Stabilisation clauses are encouraged, especially in sovereign guarantees where there is direct engagement with the government. A stabilisation clause is one that seeks to address changes in law in the host state during the life of the project. These usually come in three forms and are the most effective weapon for investors to counter the obsolescing bargain by host governments.
Firstly, there are freezing clauses i.e. those which freeze or fix the domestic legislation or regulations affecting the foreign investor for the life of the project notwithstanding any subsequent changes in law.
In March 2018, a report was prepared for the International Finance and United Nations Special Business Representative to the Secretary-General on Business and Human Rights raising concerns on how these are being used in poorer countries such as those in Sub-Saharan Africa, especially in mining projects with burdensome consequences on the states.

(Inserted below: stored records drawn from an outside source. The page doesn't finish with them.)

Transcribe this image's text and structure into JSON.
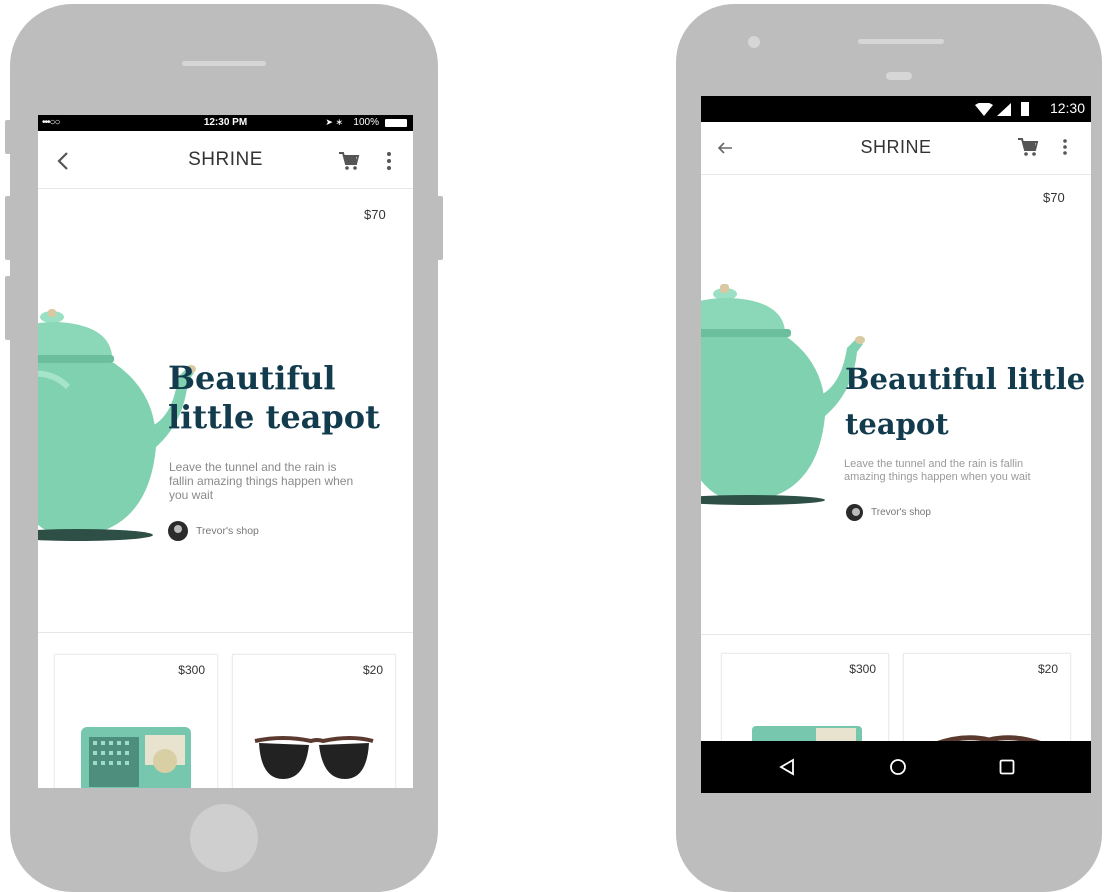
{
  "ios": {
    "status": {
      "carrier": "•••○○",
      "time": "12:30 PM",
      "battery": "100%"
    },
    "appbar": {
      "title": "SHRINE"
    },
    "hero": {
      "price": "$70",
      "title_line1": "Beautiful",
      "title_line2": "little teapot",
      "desc_line1": "Leave the tunnel and the rain is",
      "desc_line2": "fallin amazing things happen when",
      "desc_line3": "you wait",
      "shop": "Trevor's shop"
    },
    "cards": [
      {
        "price": "$300"
      },
      {
        "price": "$20"
      }
    ]
  },
  "android": {
    "status": {
      "time": "12:30"
    },
    "appbar": {
      "title": "SHRINE"
    },
    "hero": {
      "price": "$70",
      "title_line1": "Beautiful little",
      "title_line2": "teapot",
      "desc_line1": "Leave the tunnel and the rain is fallin",
      "desc_line2": "amazing things happen when you wait",
      "shop": "Trevor's shop"
    },
    "cards": [
      {
        "price": "$300"
      },
      {
        "price": "$20"
      }
    ]
  },
  "colors": {
    "phone_body": "#bdbdbd",
    "headline": "#123b4d",
    "teapot": "#7fd1b0"
  },
  "icons": [
    "back-chevron-icon",
    "back-arrow-icon",
    "cart-icon",
    "more-vert-icon",
    "wifi-icon",
    "signal-icon",
    "battery-icon",
    "nav-back-icon",
    "nav-home-icon",
    "nav-recents-icon"
  ]
}
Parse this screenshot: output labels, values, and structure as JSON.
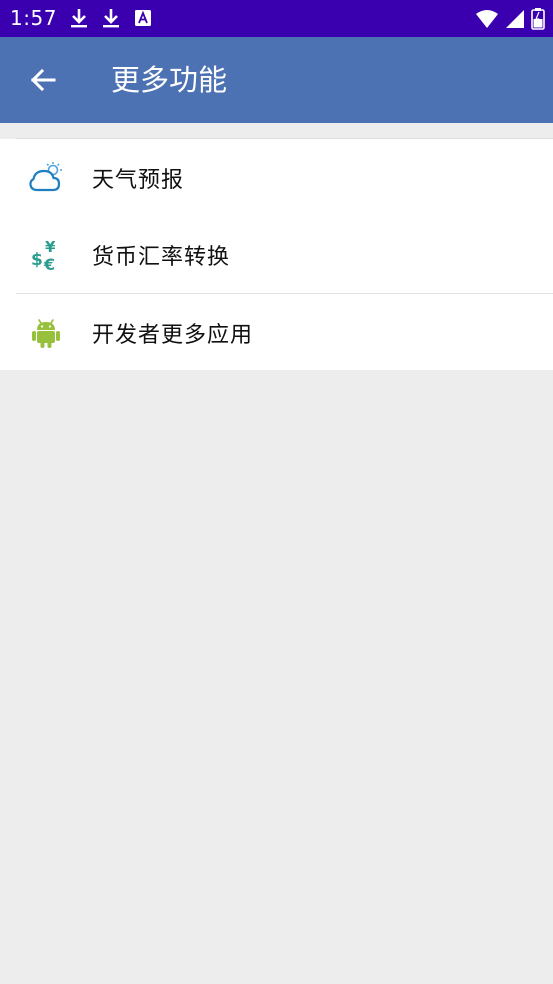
{
  "status_bar": {
    "time": "1:57",
    "left_icons": [
      "download-icon",
      "download-icon",
      "text-a-icon"
    ],
    "right_icons": [
      "wifi-icon",
      "signal-icon",
      "battery-icon"
    ]
  },
  "app_bar": {
    "title": "更多功能",
    "back_icon": "arrow-left-icon",
    "color": "#4d72b3"
  },
  "menu": {
    "items": [
      {
        "label": "天气预报",
        "icon": "weather-cloud-icon"
      },
      {
        "label": "货币汇率转换",
        "icon": "currency-exchange-icon"
      },
      {
        "label": "开发者更多应用",
        "icon": "android-icon"
      }
    ]
  },
  "colors": {
    "status_bar": "#3a00b0",
    "background": "#ededed",
    "weather_icon": "#1f7fc1",
    "currency_icon": "#2a9d8f",
    "android_icon": "#97c03d"
  }
}
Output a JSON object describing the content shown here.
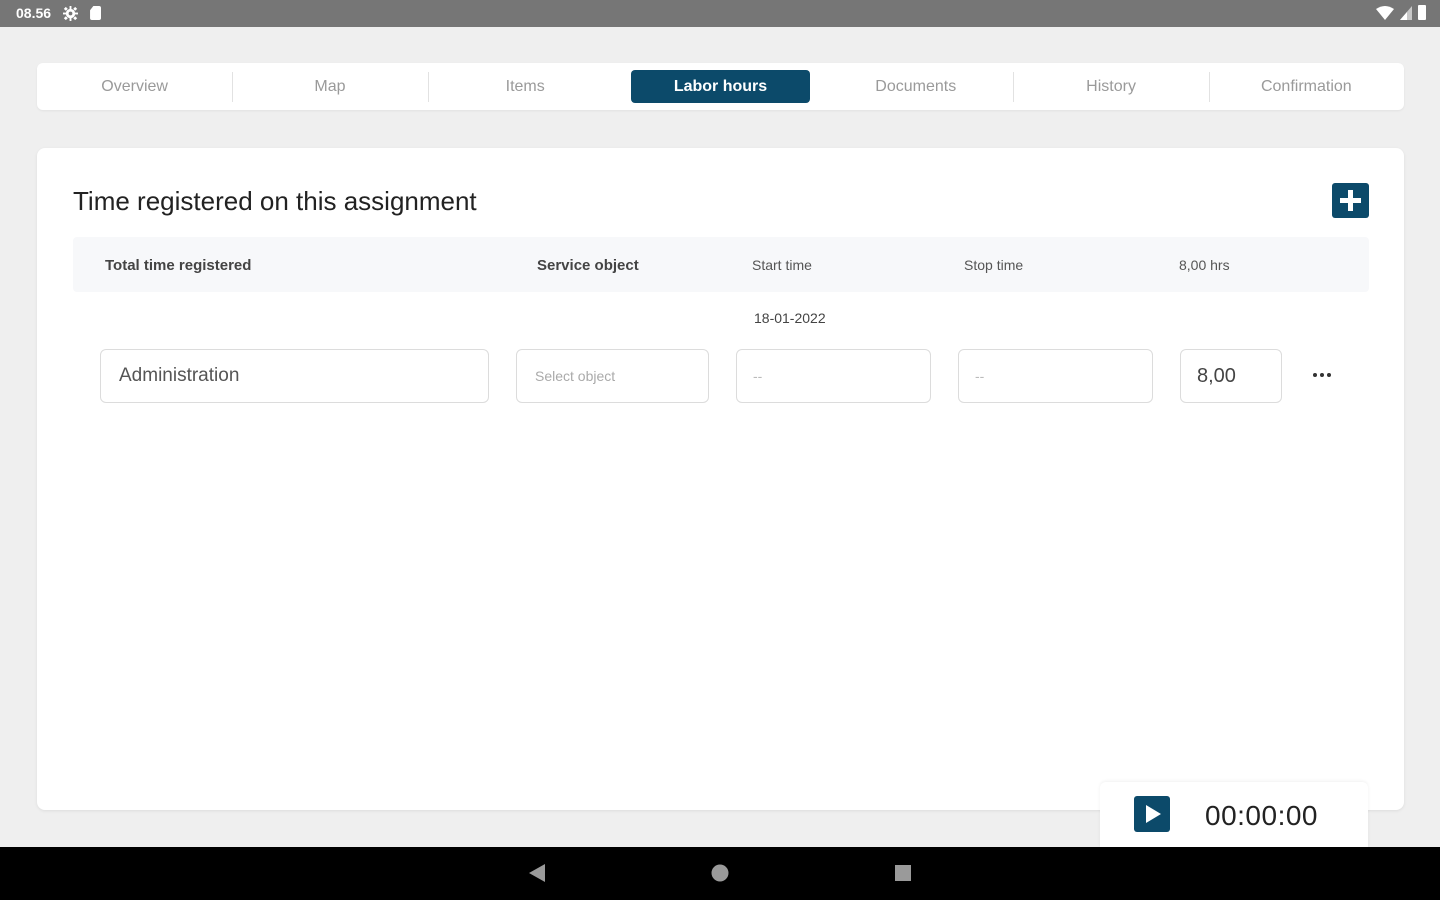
{
  "status_bar": {
    "time": "08.56",
    "icons": [
      "gear-icon",
      "sd-card-icon",
      "wifi-icon",
      "signal-icon",
      "battery-icon"
    ]
  },
  "tabs": [
    {
      "label": "Overview",
      "active": false
    },
    {
      "label": "Map",
      "active": false
    },
    {
      "label": "Items",
      "active": false
    },
    {
      "label": "Labor hours",
      "active": true
    },
    {
      "label": "Documents",
      "active": false
    },
    {
      "label": "History",
      "active": false
    },
    {
      "label": "Confirmation",
      "active": false
    }
  ],
  "card": {
    "title": "Time registered on this assignment",
    "add_icon": "plus-icon"
  },
  "table": {
    "headers": {
      "total": "Total time registered",
      "service_object": "Service object",
      "start_time": "Start time",
      "stop_time": "Stop time",
      "hours_total": "8,00 hrs"
    },
    "date": "18-01-2022",
    "row": {
      "activity": "Administration",
      "service_object_placeholder": "Select object",
      "start_time": "--",
      "stop_time": "--",
      "hours": "8,00",
      "more_label": "···"
    }
  },
  "timer": {
    "value": "00:00:00",
    "play_icon": "play-icon"
  },
  "colors": {
    "accent": "#0c4a6a",
    "status_bar": "#767676",
    "background": "#efefef"
  },
  "nav_bar": {
    "icons": [
      "back-icon",
      "home-icon",
      "recents-icon"
    ]
  }
}
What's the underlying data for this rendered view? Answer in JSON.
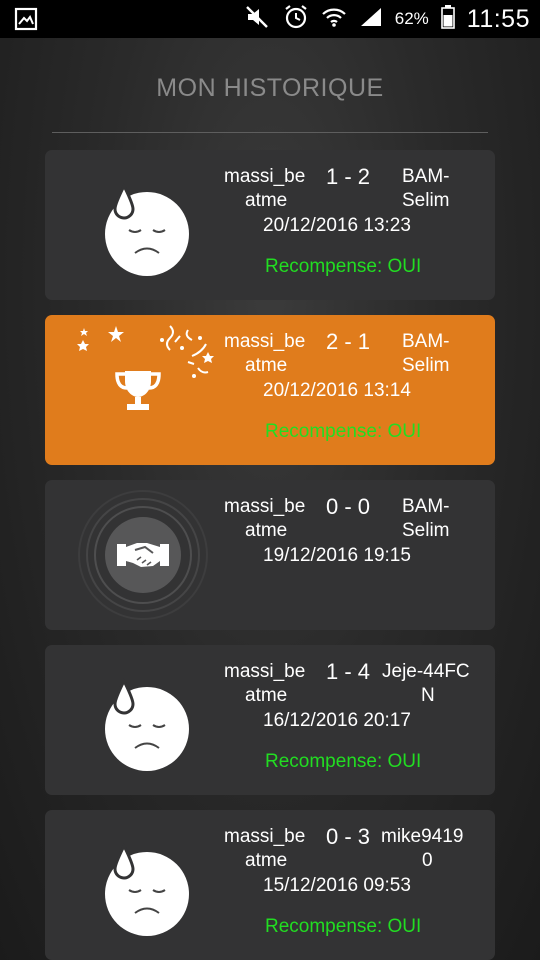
{
  "status_bar": {
    "battery_text": "62%",
    "time": "11:55",
    "icons": [
      "gallery-icon",
      "mute-icon",
      "alarm-icon",
      "wifi-icon",
      "signal-icon",
      "battery-icon"
    ]
  },
  "page": {
    "title": "MON HISTORIQUE"
  },
  "colors": {
    "win_card": "#e07c1c",
    "card": "#333334",
    "reward_text": "#22dd22"
  },
  "matches": [
    {
      "result_icon": "sad-face-icon",
      "player_line1": "massi_be",
      "player_line2": "atme",
      "score": "1 - 2",
      "opponent_line1": "BAM-",
      "opponent_line2": "Selim",
      "datetime": "20/12/2016 13:23",
      "reward": "Recompense: OUI"
    },
    {
      "result_icon": "trophy-icon",
      "player_line1": "massi_be",
      "player_line2": "atme",
      "score": "2 - 1",
      "opponent_line1": "BAM-",
      "opponent_line2": "Selim",
      "datetime": "20/12/2016 13:14",
      "reward": "Recompense: OUI"
    },
    {
      "result_icon": "handshake-icon",
      "player_line1": "massi_be",
      "player_line2": "atme",
      "score": "0 - 0",
      "opponent_line1": "BAM-",
      "opponent_line2": "Selim",
      "datetime": "19/12/2016 19:15"
    },
    {
      "result_icon": "sad-face-icon",
      "player_line1": "massi_be",
      "player_line2": "atme",
      "score": "1 - 4",
      "opponent_line1": "Jeje-44FC",
      "opponent_line2": "N",
      "datetime": "16/12/2016 20:17",
      "reward": "Recompense: OUI"
    },
    {
      "result_icon": "sad-face-icon",
      "player_line1": "massi_be",
      "player_line2": "atme",
      "score": "0 - 3",
      "opponent_line1": "mike9419",
      "opponent_line2": "0",
      "datetime": "15/12/2016 09:53",
      "reward": "Recompense: OUI"
    }
  ]
}
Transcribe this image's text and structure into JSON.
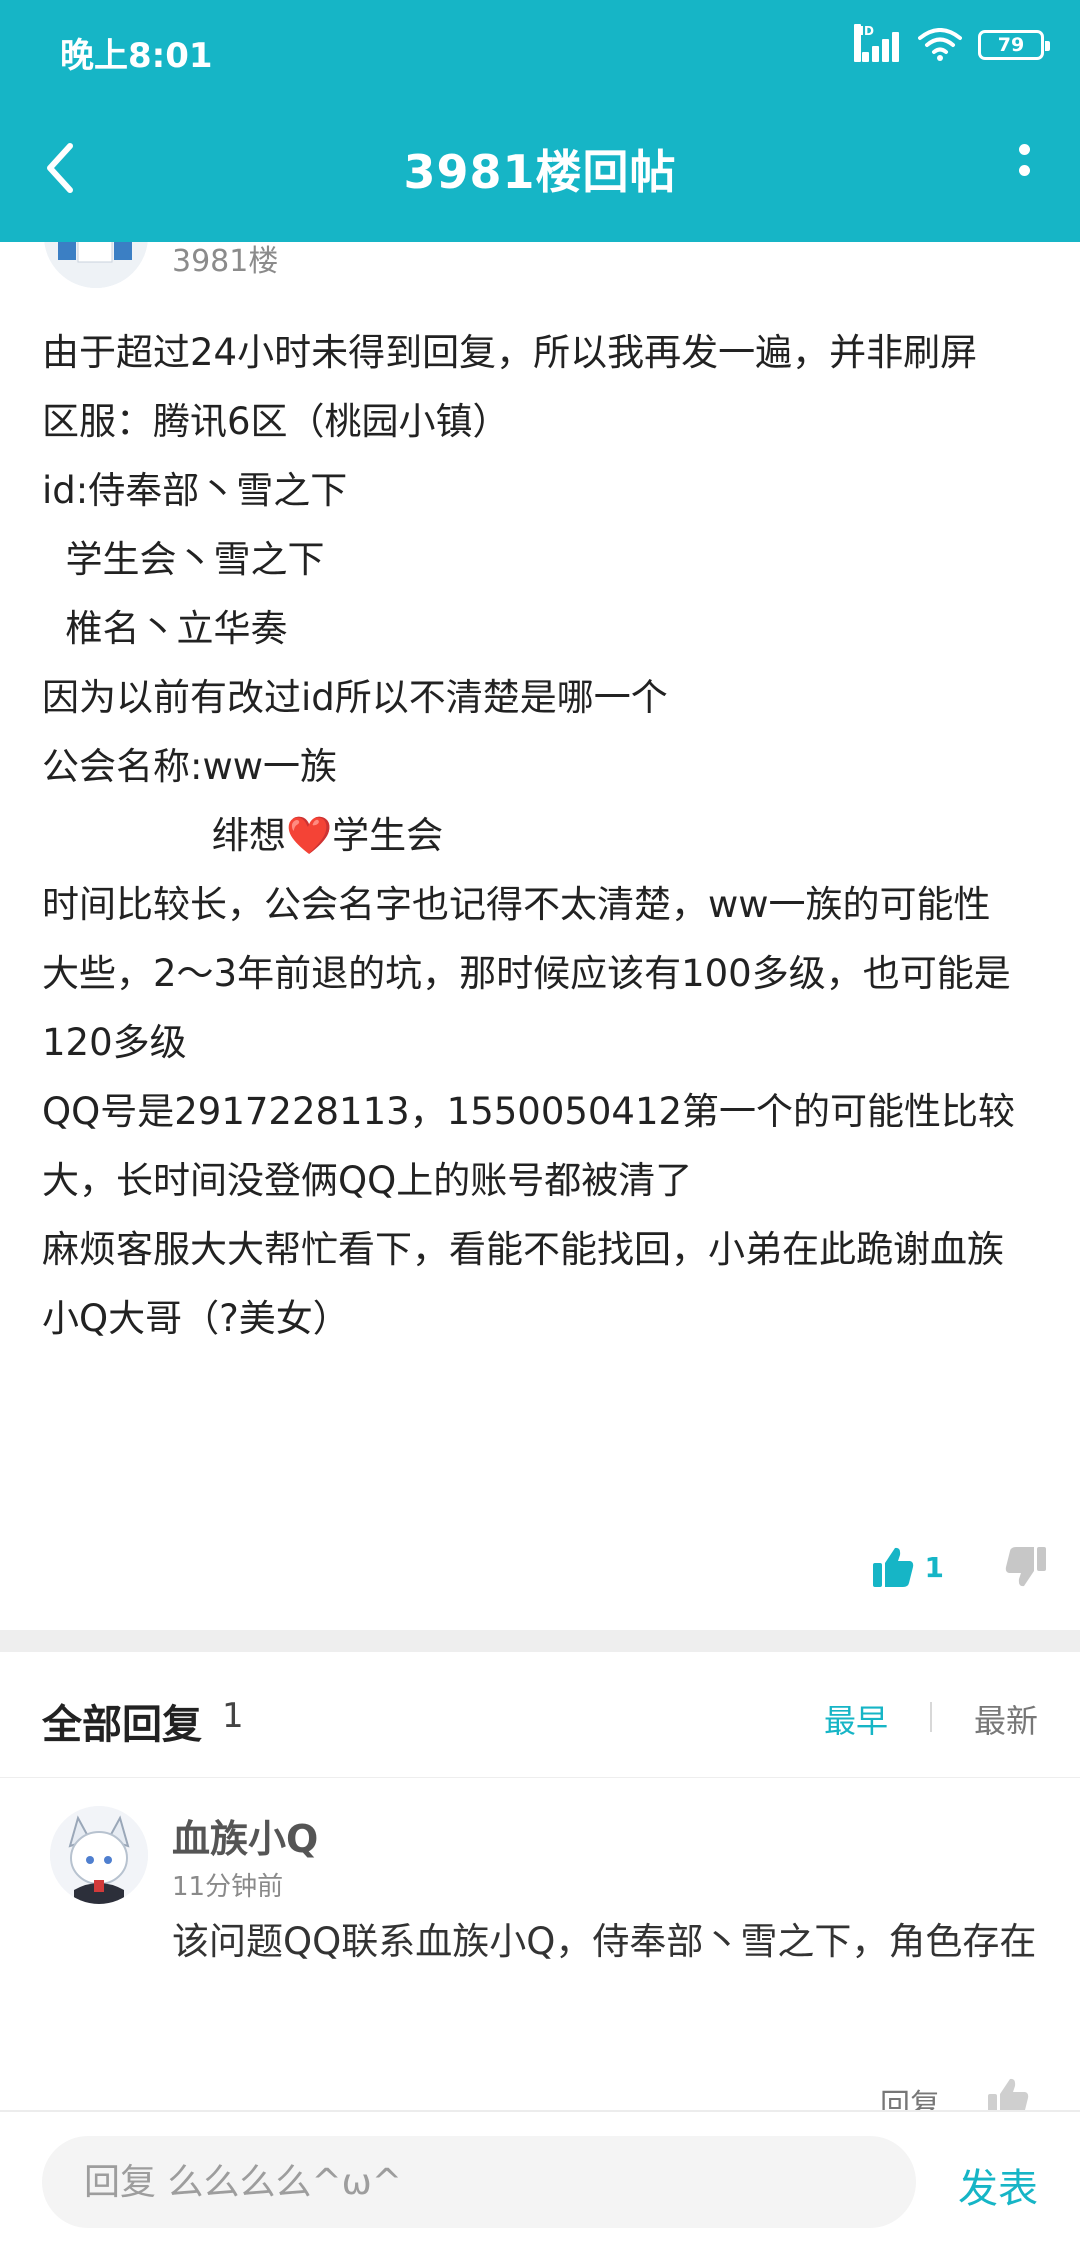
{
  "status_bar": {
    "time": "晚上8:01",
    "network": "HD",
    "battery": "79"
  },
  "header": {
    "title": "3981楼回帖"
  },
  "post": {
    "floor": "3981楼",
    "lines": [
      "由于超过24小时未得到回复，所以我再发一遍，并非刷屏",
      "区服：腾讯6区（桃园小镇）",
      "id:侍奉部丶雪之下",
      "  学生会丶雪之下",
      "  椎名丶立华奏",
      "因为以前有改过id所以不清楚是哪一个",
      "公会名称:ww一族"
    ],
    "guild_alt_prefix": "绯想",
    "guild_alt_emoji": "❤️",
    "guild_alt_suffix": "学生会",
    "lines_after": [
      "时间比较长，公会名字也记得不太清楚，ww一族的可能性",
      "大些，2～3年前退的坑，那时候应该有100多级，也可能是",
      "120多级",
      "QQ号是2917228113，1550050412第一个的可能性比较",
      "大，长时间没登俩QQ上的账号都被清了",
      "麻烦客服大大帮忙看下，看能不能找回，小弟在此跪谢血族",
      "小Q大哥（?美女）"
    ],
    "like_count": "1"
  },
  "replies": {
    "title": "全部回复",
    "count": "1",
    "sort_early": "最早",
    "sort_new": "最新",
    "items": [
      {
        "name": "血族小Q",
        "time": "11分钟前",
        "text": "该问题QQ联系血族小Q，侍奉部丶雪之下，角色存在",
        "reply_label": "回复"
      }
    ]
  },
  "bottom": {
    "placeholder": "回复 么么么么^ω^",
    "send_label": "发表"
  },
  "colors": {
    "accent": "#16b5c6",
    "heart": "#e0262f"
  }
}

Secondly, there are economic equilibrium clauses i.e. those which require an investor to comply with the new laws, but to be compensated by the host government for doing so. The third form is the hybrid clause which combines the freezing and economic equilibrium clause. The World Bank and other multi-lateral development organisations encourage the adoption of clauses that allow an investor to sue a state if the terms on which they invested change, as a way of increasing investment in Africa and developing economies in general.
Investors need to insist on these as a way of mitigating risk. Government should also carefully scrutinise these before appending signatures to sovereign guarantees in the euphoria of the prospects of foreign investment. A breach of these clauses can have serious consequences for the government such as the downgrading of credit status by the rating agencies.
Case study: Municipal courts protection and the defence of immunity versus the New York Convention
Using enforcement mechanisms in the New York Convention, foreign companies have successfully brought arbitrations against African states that have tried to renege on undertakings made in agreements, especially in the energy and infrastructure sectors. In most instances, the domestic or municipal courts always tried to protect their states. The Balkan case is a clear example of this. But that case is not isolated:
In 2010, the Nigerian government (through its Ministry of Petroleum Resources) entered into a Gas Supply and Processing Agreement with a UK firm, Process & Industrial Developments Limited (P&ID). The Nigerian government was to supply natural gas (wet gas) at no cost via a government pipeline to the site of P&ID’s production facility. P&ID was required to construct and operate the facility.
When a dispute arose between the parties, an arbitral award was issued against the Nigerian Government in the sum of US$9,6 billion or have its assets in the United Kingdom attached to satisfy the amount. The Nigerian courts could not stop enforcement of the arbitral award.
In 2019, the English commercial court upheld the validity of the award (see: Process & Industrial Developments Limited v Federal State of Nigeria (2019) EWHC 2241).
The same can also be said of the construction dispute between CMC (an Italian company) and the Government of Mozambique concerning the dispute around rehabilitation works carried out on part of Mozambique’s main road (the N1) which runs from Maputo in the south to Pemba in the north (the Namacurra-Rio Ligonha Project).
In overall, the Balkan Energy case shows that the New York Convention is effective in protecting investors. Nyangwa is an energy and commercial litigation lawyer at MawereSibanda Commercial Lawyers where he is a partner. This article is part of a series focussing on the legal, economic and other areas around the energy sector in Zimbabwe.